December 1, 2002
This paper examines the movements in EU unemployment from two perspectives: (a) the NRU/NAIRU perspective, in which unemployment movements are attributed largely to changes in the long-run equilibrium unemployment rate and (b) the chain-reaction perspective, in which unemployment movements are viewed as the outcome of the interplay between labor market shocks and prolonged lagged adjustment processes. We present an empirical analysis that distinguishes between unemployment movements arising from long-run equilibrium changes and those arising from lagged intertemporal adjustments. This analysis has far-reaching policy implications. Our analysis shows that the rise in EU unemployment over the 1970s and first part of the 1980s was due largely to permanent shocks (especially the rise in working-age population and the decline in capital formation), whereas the unemployment increase in the first part of the 1990s was due largely to temporary shocks (especially the fall in competitiveness and the rise in real interest rates).
J.E.L classification codes: J32, J60, J64, E30, E37

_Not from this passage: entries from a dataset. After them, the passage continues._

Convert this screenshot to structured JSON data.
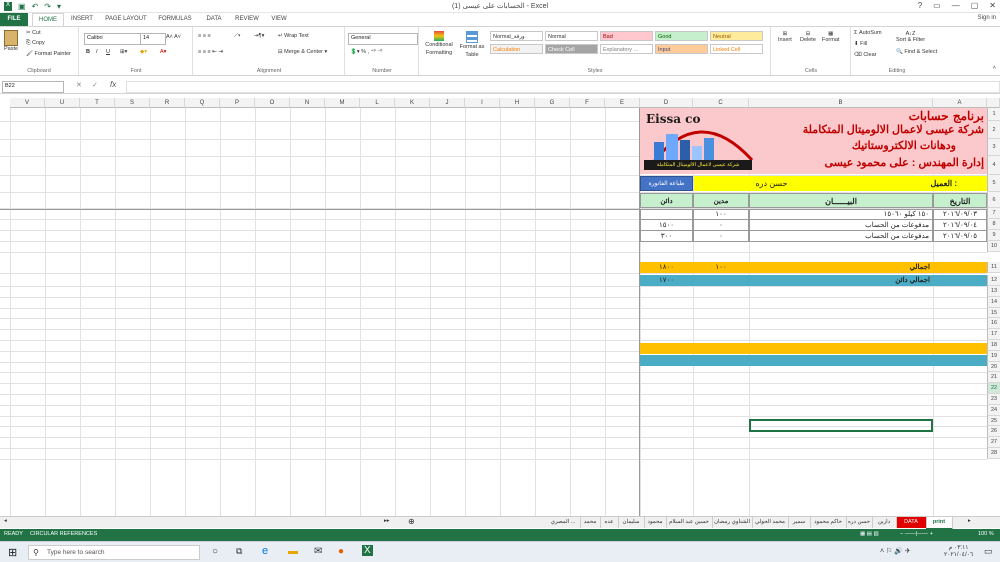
{
  "window": {
    "title": "الحسابات على عيسى (1) - Excel",
    "controls": [
      "?",
      "▭",
      "—",
      "▢",
      "✕"
    ]
  },
  "tabs": [
    "FILE",
    "HOME",
    "INSERT",
    "PAGE LAYOUT",
    "FORMULAS",
    "DATA",
    "REVIEW",
    "VIEW"
  ],
  "signin": "Sign in",
  "ribbon": {
    "clipboard": {
      "paste": "Paste",
      "cut": "Cut",
      "copy": "Copy",
      "format_painter": "Format Painter",
      "label": "Clipboard"
    },
    "font": {
      "name": "Calibri",
      "size": "14",
      "label": "Font"
    },
    "alignment": {
      "wrap": "Wrap Text",
      "merge": "Merge & Center",
      "label": "Alignment"
    },
    "number": {
      "format": "General",
      "label": "Number"
    },
    "styles": {
      "conditional": "Conditional Formatting",
      "format_table": "Format as Table",
      "label": "Styles",
      "cells": [
        {
          "name": "Normal_ورقة",
          "bg": "#ffffff",
          "fg": "#333333"
        },
        {
          "name": "Normal",
          "bg": "#ffffff",
          "fg": "#333333"
        },
        {
          "name": "Bad",
          "bg": "#ffc7ce",
          "fg": "#9c0006"
        },
        {
          "name": "Good",
          "bg": "#c6efce",
          "fg": "#006100"
        },
        {
          "name": "Neutral",
          "bg": "#ffeb9c",
          "fg": "#9c5700"
        },
        {
          "name": "Calculation",
          "bg": "#f2f2f2",
          "fg": "#fa7d00"
        },
        {
          "name": "Check Cell",
          "bg": "#a5a5a5",
          "fg": "#ffffff"
        },
        {
          "name": "Explanatory ...",
          "bg": "#ffffff",
          "fg": "#7f7f7f"
        },
        {
          "name": "Input",
          "bg": "#ffcc99",
          "fg": "#3f3f76"
        },
        {
          "name": "Linked Cell",
          "bg": "#ffffff",
          "fg": "#fa7d00"
        }
      ]
    },
    "cells_group": {
      "insert": "Insert",
      "delete": "Delete",
      "format": "Format",
      "label": "Cells"
    },
    "editing": {
      "autosum": "AutoSum",
      "fill": "Fill",
      "clear": "Clear",
      "sort": "Sort & Filter",
      "find": "Find & Select",
      "label": "Editing"
    }
  },
  "formula_bar": {
    "name_box": "B22",
    "fx": "fx",
    "value": ""
  },
  "columns": [
    "A",
    "B",
    "C",
    "D",
    "E",
    "F",
    "G",
    "H",
    "I",
    "J",
    "K",
    "L",
    "M",
    "N",
    "O",
    "P",
    "Q",
    "R",
    "S",
    "T",
    "U",
    "V"
  ],
  "rows": [
    "1",
    "2",
    "3",
    "4",
    "5",
    "6",
    "7",
    "8",
    "9",
    "10",
    "11",
    "12",
    "13",
    "14",
    "15",
    "16",
    "17",
    "18",
    "19",
    "20",
    "21",
    "22",
    "23",
    "24",
    "25",
    "26",
    "27",
    "28"
  ],
  "sheet": {
    "header_title": "برنامج حسابات",
    "company": "شركة عيسى لاعمال الالوميتال المتكاملة",
    "company2": "ودهانات الالكتروستاتيك",
    "manager": "إدارة المهندس : على محمود عيسى",
    "logo_text": "Eissa co",
    "logo_sub": "شركة عيسى لاعمال الالوميتال المتكاملة",
    "client_label": "العميل :",
    "client_name": "حسن دره",
    "print_invoice": "طباعة الفاتورة",
    "col_date": "التاريخ",
    "col_desc": "البيــــــان",
    "col_debit": "مدين",
    "col_credit": "دائن",
    "entries": [
      {
        "date": "٢٠١٦/٠٩/٠٣",
        "desc": "١٥٠ كيلو ١٥٠٦٠",
        "debit": "١٠٠",
        "credit": ""
      },
      {
        "date": "٢٠١٦/٠٩/٠٤",
        "desc": "مدفوعات من الحساب",
        "debit": "٠",
        "credit": "١٥٠٠"
      },
      {
        "date": "٢٠١٦/٠٩/٠٥",
        "desc": "مدفوعات من الحساب",
        "debit": "٠",
        "credit": "٣٠٠"
      }
    ],
    "total_label": "اجمالي",
    "total_debit": "١٠٠",
    "total_credit": "١٨٠٠",
    "total_credit_label": "اجمالي دائن",
    "total_credit2": "١٧٠٠"
  },
  "sheet_tabs": [
    "print",
    "DATA",
    "داربن",
    "حسن دره",
    "حاكم محمود",
    "سمير",
    "محمد الحولي",
    "الشناوي رمضان",
    "حسين عبد السلام",
    "محمود",
    "سليمان",
    "عده",
    "محمد",
    "المصري ..."
  ],
  "status": {
    "ready": "READY",
    "circular": "CIRCULAR REFERENCES",
    "zoom": "100 %"
  },
  "taskbar": {
    "search": "Type here to search",
    "time": "٠٣:١١ م",
    "date": "٢٠٢١/٠٤/٠٦"
  }
}
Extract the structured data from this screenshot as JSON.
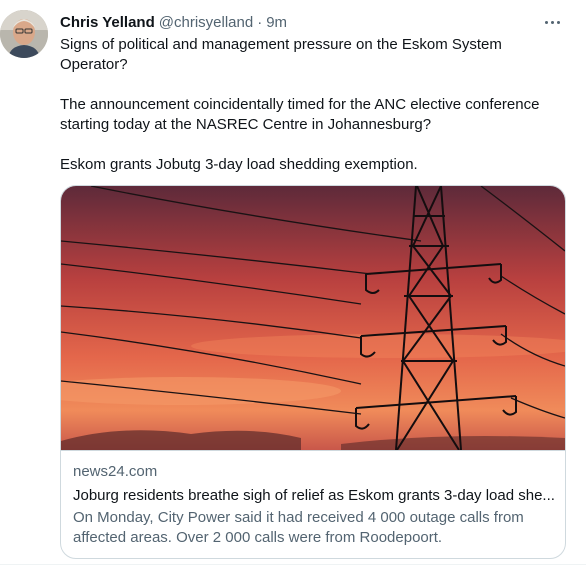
{
  "tweet": {
    "author_name": "Chris Yelland",
    "handle": "@chrisyelland",
    "separator": "·",
    "time": "9m",
    "paragraphs": [
      "Signs of political and management pressure on the Eskom System Operator?",
      "The announcement coincidentally timed for the ANC elective conference starting today at the NASREC Centre in Johannesburg?",
      "Eskom grants Jobutg 3-day load shedding exemption."
    ],
    "icons": {
      "more": "more-horizontal-icon"
    }
  },
  "card": {
    "domain": "news24.com",
    "title": "Joburg residents breathe sigh of relief as Eskom grants 3-day load she...",
    "description": "On Monday, City Power said it had received 4 000 outage calls from affected areas. Over 2 000 calls were from Roodepoort."
  },
  "colors": {
    "text_primary": "#0f1419",
    "text_secondary": "#536471",
    "border": "#cfd9de"
  }
}
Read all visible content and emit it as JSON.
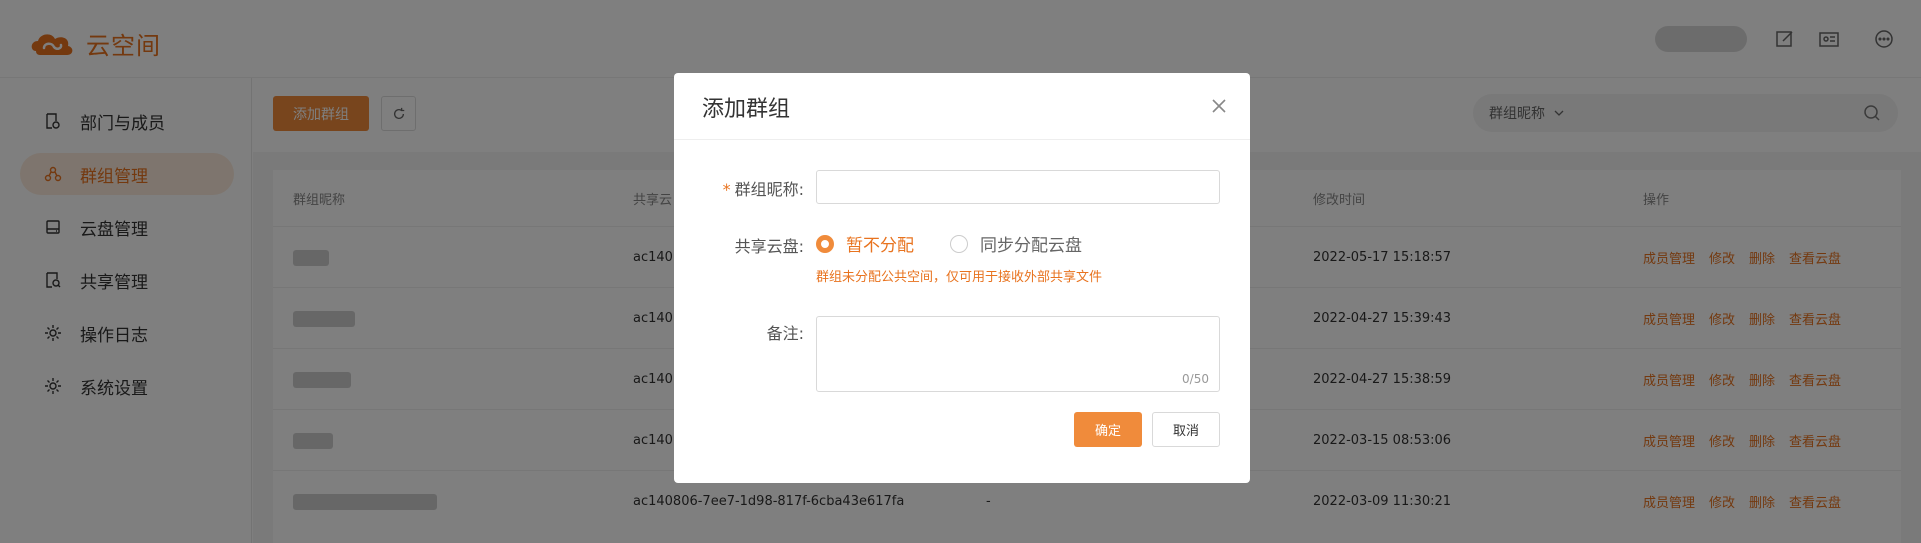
{
  "app": {
    "name": "云空间"
  },
  "header": {
    "icons": [
      "edit-icon",
      "id-card-icon",
      "more-icon"
    ]
  },
  "sidebar": {
    "items": [
      {
        "label": "部门与成员",
        "icon": "department-icon",
        "active": false
      },
      {
        "label": "群组管理",
        "icon": "group-icon",
        "active": true
      },
      {
        "label": "云盘管理",
        "icon": "cloud-disk-icon",
        "active": false
      },
      {
        "label": "共享管理",
        "icon": "share-icon",
        "active": false
      },
      {
        "label": "操作日志",
        "icon": "log-icon",
        "active": false
      },
      {
        "label": "系统设置",
        "icon": "settings-icon",
        "active": false
      }
    ]
  },
  "toolbar": {
    "add_label": "添加群组",
    "search_field": "群组昵称"
  },
  "table": {
    "columns": [
      "群组昵称",
      "共享云",
      "修改时间",
      "操作"
    ],
    "rows": [
      {
        "col2": "ac140",
        "dash": "",
        "modified": "2022-05-17 15:18:57"
      },
      {
        "col2": "ac140",
        "dash": "",
        "modified": "2022-04-27 15:39:43"
      },
      {
        "col2": "ac140",
        "dash": "",
        "modified": "2022-04-27 15:38:59"
      },
      {
        "col2": "ac140",
        "dash": "",
        "modified": "2022-03-15 08:53:06"
      },
      {
        "col2": "ac140806-7ee7-1d98-817f-6cba43e617fa",
        "dash": "-",
        "modified": "2022-03-09 11:30:21"
      }
    ],
    "ops": [
      "成员管理",
      "修改",
      "删除",
      "查看云盘"
    ]
  },
  "modal": {
    "title": "添加群组",
    "name_label": "群组昵称:",
    "required_mark": "*",
    "disk_label": "共享云盘:",
    "radio_options": [
      {
        "label": "暂不分配",
        "checked": true
      },
      {
        "label": "同步分配云盘",
        "checked": false
      }
    ],
    "hint": "群组未分配公共空间，仅可用于接收外部共享文件",
    "remark_label": "备注:",
    "remark_count": "0/50",
    "ok_label": "确定",
    "cancel_label": "取消"
  },
  "colors": {
    "accent": "#f08b3b",
    "accent_text": "#e8731f"
  }
}
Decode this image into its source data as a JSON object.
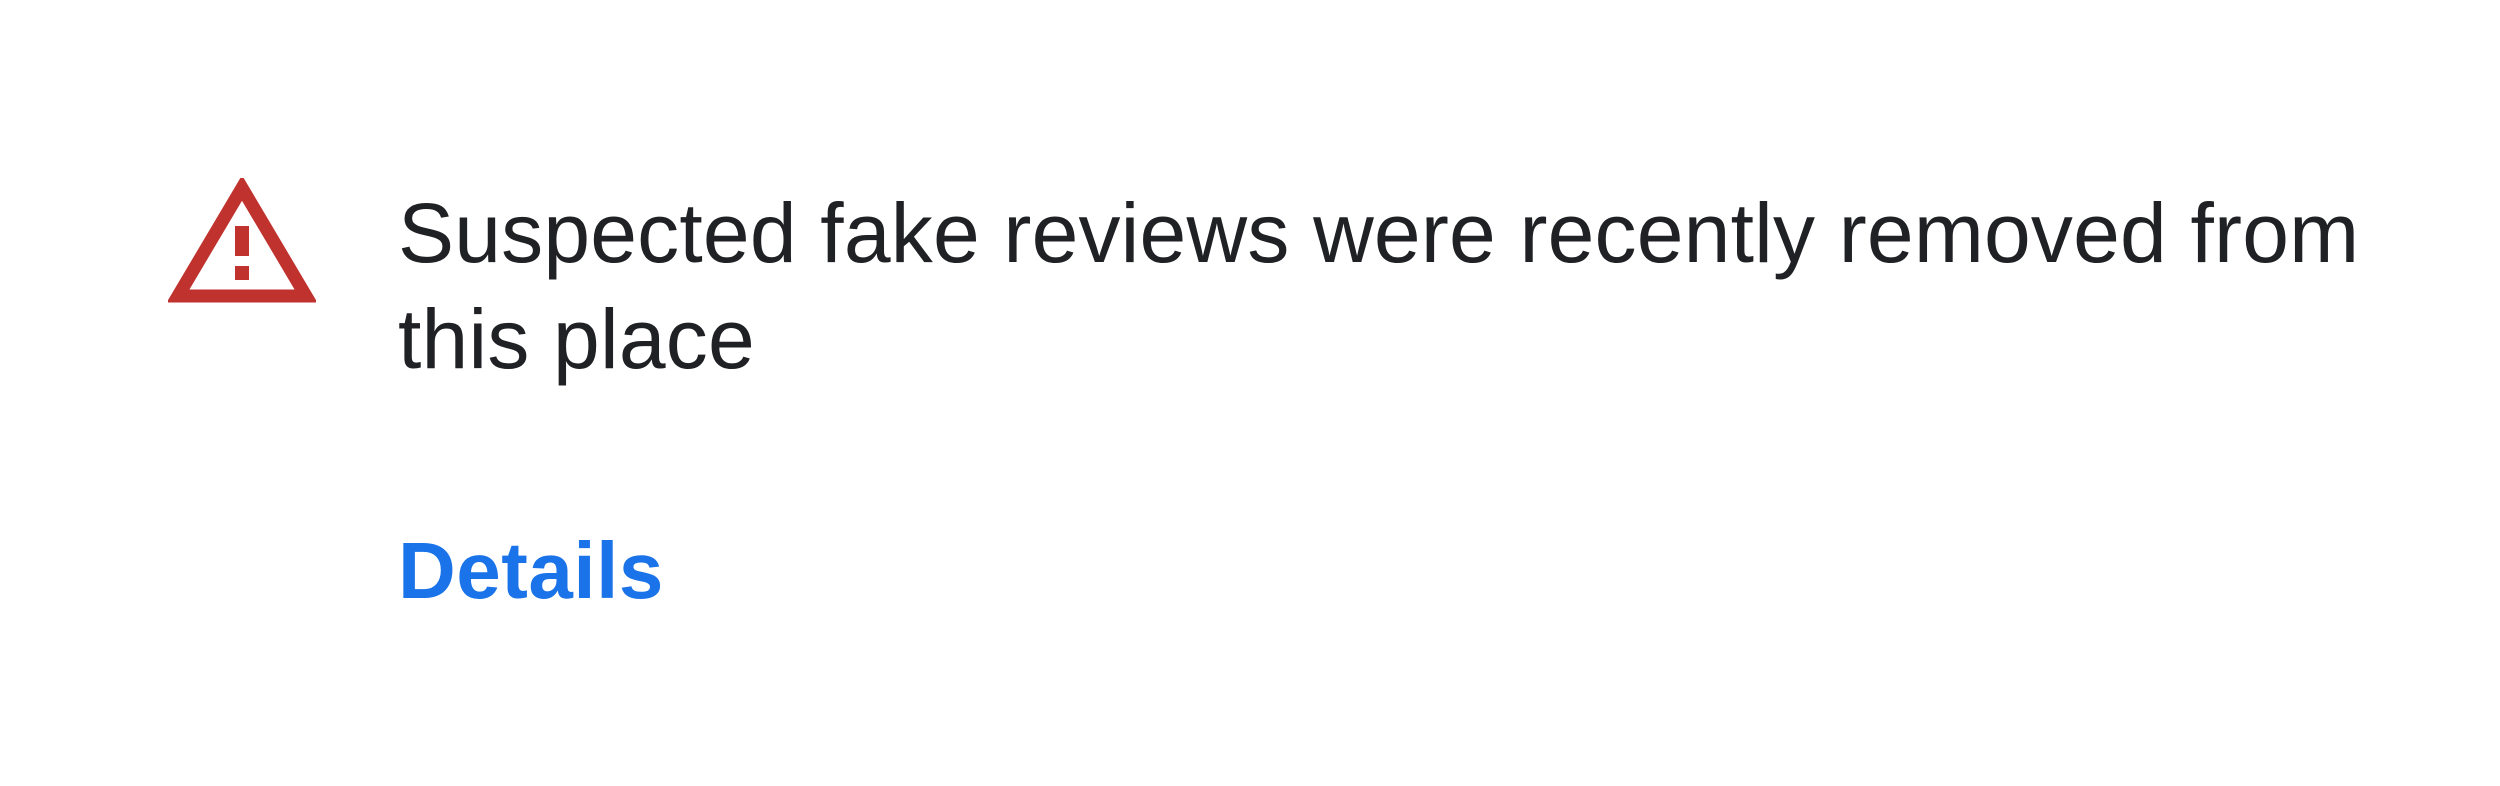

Keywords:Unemployment, Natural rate, NAIRU, Labor market shocks, Employment, Labor force participation, Wage determination, Intertemporal adjustments, Homogeneous dynamic panels, Panel unit root tests